**What you will do:** Which lines of the entries contain the string "change"? Copy each of them.

**Records to use:**
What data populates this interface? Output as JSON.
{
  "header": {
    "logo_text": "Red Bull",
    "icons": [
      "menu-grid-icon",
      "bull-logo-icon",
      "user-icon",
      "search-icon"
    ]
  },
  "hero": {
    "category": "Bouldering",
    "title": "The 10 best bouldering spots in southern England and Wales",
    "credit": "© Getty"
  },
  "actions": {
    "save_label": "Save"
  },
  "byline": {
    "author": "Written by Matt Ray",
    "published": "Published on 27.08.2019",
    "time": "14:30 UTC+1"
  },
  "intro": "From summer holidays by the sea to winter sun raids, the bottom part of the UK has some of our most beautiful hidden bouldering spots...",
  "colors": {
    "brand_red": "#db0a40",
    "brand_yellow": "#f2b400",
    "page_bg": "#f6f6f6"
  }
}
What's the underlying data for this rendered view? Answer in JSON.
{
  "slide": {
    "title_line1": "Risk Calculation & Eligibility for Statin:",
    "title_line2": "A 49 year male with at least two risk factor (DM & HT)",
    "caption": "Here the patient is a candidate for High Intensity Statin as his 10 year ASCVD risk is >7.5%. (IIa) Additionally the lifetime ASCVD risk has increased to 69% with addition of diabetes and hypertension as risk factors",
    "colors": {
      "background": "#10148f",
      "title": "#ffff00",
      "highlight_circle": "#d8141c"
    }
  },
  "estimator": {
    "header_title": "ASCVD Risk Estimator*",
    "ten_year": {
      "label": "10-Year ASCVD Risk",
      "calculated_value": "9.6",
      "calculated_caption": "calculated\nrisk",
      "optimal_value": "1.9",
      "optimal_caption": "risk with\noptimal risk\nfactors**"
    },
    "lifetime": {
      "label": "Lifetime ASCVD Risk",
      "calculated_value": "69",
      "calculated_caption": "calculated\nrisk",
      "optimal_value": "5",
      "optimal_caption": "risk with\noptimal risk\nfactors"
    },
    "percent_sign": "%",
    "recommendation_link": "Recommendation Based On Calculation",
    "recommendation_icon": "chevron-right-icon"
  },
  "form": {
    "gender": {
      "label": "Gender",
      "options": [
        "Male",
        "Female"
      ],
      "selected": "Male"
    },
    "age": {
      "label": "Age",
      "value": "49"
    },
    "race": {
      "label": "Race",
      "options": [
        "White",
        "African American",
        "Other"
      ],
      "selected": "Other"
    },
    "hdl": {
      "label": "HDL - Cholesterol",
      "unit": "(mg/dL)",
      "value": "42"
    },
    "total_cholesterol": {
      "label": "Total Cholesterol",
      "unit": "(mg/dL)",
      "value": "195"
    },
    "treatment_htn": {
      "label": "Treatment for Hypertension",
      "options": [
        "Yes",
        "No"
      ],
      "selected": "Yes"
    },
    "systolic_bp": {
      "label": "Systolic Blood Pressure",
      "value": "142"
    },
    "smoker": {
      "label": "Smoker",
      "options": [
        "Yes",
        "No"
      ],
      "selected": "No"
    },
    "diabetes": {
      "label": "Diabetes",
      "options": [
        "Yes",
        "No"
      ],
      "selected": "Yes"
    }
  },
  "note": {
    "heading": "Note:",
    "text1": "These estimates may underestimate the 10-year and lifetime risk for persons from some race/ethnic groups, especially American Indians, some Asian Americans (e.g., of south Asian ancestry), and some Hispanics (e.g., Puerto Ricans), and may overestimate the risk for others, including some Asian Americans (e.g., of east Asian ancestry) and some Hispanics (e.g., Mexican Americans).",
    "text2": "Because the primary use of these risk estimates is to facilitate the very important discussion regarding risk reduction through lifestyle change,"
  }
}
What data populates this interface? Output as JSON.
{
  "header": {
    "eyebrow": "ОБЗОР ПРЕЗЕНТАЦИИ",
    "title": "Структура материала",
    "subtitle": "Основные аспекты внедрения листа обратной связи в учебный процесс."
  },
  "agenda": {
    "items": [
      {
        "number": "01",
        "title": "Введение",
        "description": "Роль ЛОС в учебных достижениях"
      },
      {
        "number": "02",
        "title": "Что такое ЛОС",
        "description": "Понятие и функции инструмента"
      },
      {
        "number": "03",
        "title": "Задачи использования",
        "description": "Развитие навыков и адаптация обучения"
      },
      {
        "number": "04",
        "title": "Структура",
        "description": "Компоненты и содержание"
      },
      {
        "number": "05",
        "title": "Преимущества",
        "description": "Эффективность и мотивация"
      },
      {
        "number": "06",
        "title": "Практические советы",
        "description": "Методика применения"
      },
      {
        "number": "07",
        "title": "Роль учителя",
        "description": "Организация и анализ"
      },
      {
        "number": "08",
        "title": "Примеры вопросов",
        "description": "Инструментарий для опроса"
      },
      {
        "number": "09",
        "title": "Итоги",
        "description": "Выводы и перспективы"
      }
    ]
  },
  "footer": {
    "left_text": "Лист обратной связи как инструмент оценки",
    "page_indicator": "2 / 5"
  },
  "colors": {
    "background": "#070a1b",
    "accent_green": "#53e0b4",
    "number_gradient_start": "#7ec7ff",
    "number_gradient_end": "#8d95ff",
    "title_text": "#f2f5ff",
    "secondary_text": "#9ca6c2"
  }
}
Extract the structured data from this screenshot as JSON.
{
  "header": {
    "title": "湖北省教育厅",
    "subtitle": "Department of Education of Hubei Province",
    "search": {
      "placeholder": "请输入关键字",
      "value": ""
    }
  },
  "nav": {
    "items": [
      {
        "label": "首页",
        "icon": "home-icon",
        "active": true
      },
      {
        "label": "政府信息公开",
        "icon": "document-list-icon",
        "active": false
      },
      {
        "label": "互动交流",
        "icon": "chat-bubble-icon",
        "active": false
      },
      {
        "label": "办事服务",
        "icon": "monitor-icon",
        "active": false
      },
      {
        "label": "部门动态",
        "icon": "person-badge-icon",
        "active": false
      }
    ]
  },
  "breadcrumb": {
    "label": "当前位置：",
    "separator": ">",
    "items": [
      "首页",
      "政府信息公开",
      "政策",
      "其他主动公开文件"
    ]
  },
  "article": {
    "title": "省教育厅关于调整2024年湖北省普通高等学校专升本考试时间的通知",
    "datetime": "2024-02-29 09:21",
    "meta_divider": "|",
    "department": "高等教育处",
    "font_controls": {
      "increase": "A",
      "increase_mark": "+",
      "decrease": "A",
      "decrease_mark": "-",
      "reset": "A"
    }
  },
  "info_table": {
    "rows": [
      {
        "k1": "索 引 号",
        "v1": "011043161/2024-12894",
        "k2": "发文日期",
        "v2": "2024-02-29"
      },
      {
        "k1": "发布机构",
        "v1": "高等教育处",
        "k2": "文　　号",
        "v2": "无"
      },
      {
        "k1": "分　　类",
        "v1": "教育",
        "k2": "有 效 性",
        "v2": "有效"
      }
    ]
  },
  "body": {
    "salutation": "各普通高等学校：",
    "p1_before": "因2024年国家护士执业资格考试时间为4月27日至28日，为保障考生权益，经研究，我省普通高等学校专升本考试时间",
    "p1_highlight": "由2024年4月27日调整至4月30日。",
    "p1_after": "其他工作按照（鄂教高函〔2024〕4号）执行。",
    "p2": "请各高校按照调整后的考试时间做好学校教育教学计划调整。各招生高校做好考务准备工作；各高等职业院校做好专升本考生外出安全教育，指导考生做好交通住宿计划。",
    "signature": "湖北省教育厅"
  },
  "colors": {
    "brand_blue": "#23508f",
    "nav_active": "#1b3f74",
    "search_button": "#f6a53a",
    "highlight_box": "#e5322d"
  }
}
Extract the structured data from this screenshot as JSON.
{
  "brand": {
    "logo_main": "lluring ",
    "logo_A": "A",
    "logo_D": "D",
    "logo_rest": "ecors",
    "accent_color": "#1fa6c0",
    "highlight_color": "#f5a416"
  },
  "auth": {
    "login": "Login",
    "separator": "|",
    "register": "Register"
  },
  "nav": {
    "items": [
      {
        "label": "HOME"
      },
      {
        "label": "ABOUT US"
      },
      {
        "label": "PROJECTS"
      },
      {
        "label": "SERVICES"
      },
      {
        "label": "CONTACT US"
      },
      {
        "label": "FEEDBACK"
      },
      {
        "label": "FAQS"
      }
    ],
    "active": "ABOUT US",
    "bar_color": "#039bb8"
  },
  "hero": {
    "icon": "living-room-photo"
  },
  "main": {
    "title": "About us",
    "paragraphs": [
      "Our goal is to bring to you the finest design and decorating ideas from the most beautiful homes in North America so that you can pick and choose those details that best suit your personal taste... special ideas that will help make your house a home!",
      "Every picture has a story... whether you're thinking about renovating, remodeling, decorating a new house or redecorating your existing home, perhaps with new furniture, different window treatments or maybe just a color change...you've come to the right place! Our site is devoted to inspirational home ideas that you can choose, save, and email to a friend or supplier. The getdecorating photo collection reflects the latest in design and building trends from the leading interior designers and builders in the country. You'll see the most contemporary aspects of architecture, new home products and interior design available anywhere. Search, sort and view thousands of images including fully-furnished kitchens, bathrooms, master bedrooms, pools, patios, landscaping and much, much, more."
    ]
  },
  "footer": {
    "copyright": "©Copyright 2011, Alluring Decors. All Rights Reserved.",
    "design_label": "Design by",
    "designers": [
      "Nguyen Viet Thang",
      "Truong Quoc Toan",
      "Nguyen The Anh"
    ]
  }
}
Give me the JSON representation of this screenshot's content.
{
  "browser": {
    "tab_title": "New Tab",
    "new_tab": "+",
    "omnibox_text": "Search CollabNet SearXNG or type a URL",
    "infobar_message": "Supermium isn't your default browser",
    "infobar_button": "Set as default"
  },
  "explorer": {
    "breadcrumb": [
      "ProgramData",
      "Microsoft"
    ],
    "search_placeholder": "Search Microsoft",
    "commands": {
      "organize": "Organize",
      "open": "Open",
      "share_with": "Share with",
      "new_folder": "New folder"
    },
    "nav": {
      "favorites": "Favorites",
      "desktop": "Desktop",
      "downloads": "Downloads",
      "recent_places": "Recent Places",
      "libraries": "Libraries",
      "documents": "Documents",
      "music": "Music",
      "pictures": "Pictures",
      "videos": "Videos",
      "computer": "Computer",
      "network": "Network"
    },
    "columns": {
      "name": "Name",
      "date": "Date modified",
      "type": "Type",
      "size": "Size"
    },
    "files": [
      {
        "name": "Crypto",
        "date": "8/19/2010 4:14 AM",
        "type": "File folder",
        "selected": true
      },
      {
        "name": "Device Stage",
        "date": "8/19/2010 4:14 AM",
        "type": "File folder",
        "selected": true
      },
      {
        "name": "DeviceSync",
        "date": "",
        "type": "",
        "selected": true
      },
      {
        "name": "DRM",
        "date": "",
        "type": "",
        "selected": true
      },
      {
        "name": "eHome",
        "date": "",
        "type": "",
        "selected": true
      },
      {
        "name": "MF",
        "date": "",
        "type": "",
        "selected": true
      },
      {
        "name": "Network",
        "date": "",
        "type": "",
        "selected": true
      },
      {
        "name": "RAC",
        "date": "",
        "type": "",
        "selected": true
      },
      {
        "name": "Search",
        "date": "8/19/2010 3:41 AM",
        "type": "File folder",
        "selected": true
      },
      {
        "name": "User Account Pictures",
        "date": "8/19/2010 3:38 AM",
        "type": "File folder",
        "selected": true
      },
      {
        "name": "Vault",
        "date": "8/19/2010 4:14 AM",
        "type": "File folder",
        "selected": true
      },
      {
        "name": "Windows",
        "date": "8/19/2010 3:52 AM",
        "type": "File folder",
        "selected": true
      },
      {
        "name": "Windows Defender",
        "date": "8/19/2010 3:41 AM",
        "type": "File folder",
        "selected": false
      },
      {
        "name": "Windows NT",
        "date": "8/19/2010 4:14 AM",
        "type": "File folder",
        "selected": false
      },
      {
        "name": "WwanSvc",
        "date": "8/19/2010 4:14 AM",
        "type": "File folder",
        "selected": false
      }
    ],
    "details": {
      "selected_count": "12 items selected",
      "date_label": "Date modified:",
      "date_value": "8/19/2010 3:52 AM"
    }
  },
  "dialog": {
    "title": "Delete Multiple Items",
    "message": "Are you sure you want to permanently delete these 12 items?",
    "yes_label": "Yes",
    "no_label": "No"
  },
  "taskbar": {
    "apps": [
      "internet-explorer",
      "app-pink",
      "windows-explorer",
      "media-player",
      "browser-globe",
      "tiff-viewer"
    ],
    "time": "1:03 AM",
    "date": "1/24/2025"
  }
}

**Answer below:**
    "text2": "Because the primary use of these risk estimates is to facilitate the very important discussion regarding risk reduction through lifestyle change,"
      "Every picture has a story... whether you're thinking about renovating, remodeling, decorating a new house or redecorating your existing home, perhaps with new furniture, different window treatments or maybe just a color change...you've come to the right place! Our site is devoted to inspirational home ideas that you can choose, save, and email to a friend or supplier. The getdecorating photo collection reflects the latest in design and building trends from the leading interior designers and builders in the country. You'll see the most contemporary aspects of architecture, new home products and interior design available anywhere. Search, sort and view thousands of images including fully-furnished kitchens, bathrooms, master bedrooms, pools, patios, landscaping and much, much, more."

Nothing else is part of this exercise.